Milne, WI and Teo, KBK and Chhowalla, M and Amaratunga, GAJ and Yuan, J and Robertson, J and Legagneux, P and Pirio, G and Bouzehouane, K and Pribat, D and Bruenger, W and Trautmann, C (2001) Investigating carbon materials for use as the electron emission source in a parallel electron-beam lithography system. Current Applied Physics, 1. pp. 317-320. ISSN 1567-1739Full text not available from this repository.
A microelectronic parallel electron-beam lithography system using an array of field emitting microguns is currently being developed. This paper investigates the suitability of various carbon based materials for the electron source in this device, namely tetrahedrally bonded amorphous carbon (ta-C), nanoclustered carbon and carbon nanotubes. Ta-C was most easily integrated into a gated field emitter structure and various methods, such as plasma and heavy ion irradiation, were used to induce emission sites in the ta-C. However, the creation of such emission sites at desired locations appeared to be difficult/random in nature and thus the material was unsuitable for this application. In contrast, nanoclustered carbon material readily field emits with a high site density but the by-products from the deposition process create integration issues when using the material in a microelectronic gated structure. Carbon nanotubes are currently the most promising candidate for use as the emission source. We have developed a high yield and clean (amorphous carbon by-product free) PECVD process to deposit single free standing nanotubes at desired locations with exceptional uniformity in terms of nanotube height and diameter. Field emission from an array of nanotubes was also obtained. © 2001 Elsevier Science B.V.

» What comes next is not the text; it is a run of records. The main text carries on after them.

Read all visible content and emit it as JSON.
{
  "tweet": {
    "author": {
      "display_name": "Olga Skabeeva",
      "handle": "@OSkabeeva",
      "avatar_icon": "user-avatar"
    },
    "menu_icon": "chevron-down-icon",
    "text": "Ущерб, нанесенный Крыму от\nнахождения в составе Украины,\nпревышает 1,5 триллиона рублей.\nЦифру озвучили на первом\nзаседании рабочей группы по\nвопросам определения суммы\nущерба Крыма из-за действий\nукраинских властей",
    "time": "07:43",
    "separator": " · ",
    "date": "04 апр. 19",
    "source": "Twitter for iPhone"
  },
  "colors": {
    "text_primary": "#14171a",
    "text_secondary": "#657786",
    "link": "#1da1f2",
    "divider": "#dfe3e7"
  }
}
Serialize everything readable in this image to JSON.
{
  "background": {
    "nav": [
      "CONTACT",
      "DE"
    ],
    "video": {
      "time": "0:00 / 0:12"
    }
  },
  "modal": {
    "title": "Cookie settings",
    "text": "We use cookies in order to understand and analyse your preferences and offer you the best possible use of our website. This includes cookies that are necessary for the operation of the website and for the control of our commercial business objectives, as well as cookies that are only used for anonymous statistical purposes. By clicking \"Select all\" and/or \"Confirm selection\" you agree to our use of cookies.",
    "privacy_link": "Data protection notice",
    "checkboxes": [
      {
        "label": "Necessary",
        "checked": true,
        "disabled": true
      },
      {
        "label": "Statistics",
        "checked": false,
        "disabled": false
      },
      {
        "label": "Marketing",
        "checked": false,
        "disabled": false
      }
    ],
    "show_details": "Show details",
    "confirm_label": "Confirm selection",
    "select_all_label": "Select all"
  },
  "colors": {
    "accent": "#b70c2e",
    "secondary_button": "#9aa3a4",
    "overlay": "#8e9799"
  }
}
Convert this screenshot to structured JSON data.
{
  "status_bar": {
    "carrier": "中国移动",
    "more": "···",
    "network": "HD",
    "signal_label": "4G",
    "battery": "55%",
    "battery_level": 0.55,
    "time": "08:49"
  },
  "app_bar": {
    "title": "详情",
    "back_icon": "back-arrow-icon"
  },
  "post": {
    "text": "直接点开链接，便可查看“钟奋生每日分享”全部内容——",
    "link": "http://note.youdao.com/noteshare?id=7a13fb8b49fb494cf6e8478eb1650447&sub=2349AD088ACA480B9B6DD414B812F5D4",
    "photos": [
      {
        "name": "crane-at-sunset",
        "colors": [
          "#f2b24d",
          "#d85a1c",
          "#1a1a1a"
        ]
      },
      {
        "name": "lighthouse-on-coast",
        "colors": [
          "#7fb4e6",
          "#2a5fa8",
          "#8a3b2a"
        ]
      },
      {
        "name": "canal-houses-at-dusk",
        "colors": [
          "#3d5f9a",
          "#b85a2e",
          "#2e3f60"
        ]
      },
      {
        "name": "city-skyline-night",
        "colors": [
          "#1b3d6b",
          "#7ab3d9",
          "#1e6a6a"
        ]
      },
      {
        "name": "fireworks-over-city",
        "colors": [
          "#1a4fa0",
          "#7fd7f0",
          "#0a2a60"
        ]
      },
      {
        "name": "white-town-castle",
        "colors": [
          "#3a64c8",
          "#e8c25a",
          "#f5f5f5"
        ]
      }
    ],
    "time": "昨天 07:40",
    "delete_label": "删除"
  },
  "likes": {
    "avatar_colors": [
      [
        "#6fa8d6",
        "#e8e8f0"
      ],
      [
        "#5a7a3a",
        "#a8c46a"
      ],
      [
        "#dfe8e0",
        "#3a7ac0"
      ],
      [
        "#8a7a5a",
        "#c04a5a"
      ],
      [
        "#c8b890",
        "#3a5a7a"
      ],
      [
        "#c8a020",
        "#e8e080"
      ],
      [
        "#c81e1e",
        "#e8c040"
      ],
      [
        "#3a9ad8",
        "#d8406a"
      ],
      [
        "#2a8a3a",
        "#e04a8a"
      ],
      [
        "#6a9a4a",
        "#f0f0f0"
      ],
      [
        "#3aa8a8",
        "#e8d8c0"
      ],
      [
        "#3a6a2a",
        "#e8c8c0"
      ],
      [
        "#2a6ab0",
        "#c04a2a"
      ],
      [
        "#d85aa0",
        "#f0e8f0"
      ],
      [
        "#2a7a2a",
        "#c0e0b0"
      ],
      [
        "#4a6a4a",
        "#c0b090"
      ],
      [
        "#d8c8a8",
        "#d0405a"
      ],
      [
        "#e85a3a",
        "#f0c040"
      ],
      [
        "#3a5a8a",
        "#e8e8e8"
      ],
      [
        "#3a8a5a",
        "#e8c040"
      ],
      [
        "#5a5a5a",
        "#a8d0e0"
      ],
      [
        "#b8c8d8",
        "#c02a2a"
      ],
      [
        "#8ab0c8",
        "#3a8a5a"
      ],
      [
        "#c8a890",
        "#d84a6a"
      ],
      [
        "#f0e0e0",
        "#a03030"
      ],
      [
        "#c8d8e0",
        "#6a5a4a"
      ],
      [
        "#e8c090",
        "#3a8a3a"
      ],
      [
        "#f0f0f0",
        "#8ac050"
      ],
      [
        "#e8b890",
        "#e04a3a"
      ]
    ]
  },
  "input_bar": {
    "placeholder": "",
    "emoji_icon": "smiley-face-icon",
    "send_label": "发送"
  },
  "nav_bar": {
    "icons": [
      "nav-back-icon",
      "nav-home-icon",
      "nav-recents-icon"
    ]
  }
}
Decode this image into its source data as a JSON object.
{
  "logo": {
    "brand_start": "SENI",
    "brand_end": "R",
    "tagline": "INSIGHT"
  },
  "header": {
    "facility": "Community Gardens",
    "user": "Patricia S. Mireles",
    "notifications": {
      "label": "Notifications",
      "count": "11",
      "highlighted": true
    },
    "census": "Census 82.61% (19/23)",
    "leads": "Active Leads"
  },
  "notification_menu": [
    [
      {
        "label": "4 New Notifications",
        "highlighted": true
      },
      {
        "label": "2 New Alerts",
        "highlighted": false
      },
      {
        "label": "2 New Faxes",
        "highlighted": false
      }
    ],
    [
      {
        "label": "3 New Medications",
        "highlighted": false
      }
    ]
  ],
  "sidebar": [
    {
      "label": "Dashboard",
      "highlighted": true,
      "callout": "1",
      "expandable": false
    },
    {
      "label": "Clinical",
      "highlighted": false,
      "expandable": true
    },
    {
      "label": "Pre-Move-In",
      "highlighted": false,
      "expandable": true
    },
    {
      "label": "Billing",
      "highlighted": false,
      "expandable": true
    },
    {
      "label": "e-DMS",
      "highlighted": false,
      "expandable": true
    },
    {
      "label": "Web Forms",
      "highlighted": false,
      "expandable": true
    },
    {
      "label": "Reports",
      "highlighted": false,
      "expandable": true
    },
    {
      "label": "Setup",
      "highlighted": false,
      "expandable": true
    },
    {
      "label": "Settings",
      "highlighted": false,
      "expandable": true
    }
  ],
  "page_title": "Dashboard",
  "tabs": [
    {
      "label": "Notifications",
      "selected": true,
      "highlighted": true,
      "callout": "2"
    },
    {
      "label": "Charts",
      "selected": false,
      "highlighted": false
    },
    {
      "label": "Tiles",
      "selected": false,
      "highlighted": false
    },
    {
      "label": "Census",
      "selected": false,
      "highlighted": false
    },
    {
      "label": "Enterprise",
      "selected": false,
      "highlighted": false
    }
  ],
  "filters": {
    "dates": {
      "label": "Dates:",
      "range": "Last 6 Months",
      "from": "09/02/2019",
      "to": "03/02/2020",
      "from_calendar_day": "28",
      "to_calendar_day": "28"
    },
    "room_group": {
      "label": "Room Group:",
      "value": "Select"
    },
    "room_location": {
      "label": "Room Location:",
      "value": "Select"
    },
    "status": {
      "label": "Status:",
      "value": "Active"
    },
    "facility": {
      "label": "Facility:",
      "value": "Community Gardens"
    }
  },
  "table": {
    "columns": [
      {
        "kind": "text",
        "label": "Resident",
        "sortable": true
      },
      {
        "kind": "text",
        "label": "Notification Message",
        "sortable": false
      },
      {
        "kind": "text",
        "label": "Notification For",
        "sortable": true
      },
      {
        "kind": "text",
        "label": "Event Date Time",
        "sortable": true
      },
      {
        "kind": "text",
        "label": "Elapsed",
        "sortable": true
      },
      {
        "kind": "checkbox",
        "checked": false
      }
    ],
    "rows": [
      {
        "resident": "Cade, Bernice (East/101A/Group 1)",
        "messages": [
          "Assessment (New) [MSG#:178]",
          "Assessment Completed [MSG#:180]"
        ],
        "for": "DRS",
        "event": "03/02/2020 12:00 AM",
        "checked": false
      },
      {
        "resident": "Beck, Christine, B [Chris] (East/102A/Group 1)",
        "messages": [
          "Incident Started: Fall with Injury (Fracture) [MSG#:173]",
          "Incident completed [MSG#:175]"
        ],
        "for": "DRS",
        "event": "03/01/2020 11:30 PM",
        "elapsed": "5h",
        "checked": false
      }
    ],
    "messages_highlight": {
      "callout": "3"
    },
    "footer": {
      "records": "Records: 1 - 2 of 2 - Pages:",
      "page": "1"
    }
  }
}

|Divisions:||Div B > Electronics, Power & Energy Conversion|
Div B > Solid State Electronics and Nanoscale Science
|Depositing User:||Unnamed user with email firstname.lastname@example.org|
|Date Deposited:||09 Dec 2016 17:32|
|Last Modified:||28 Mar 2017 23:05|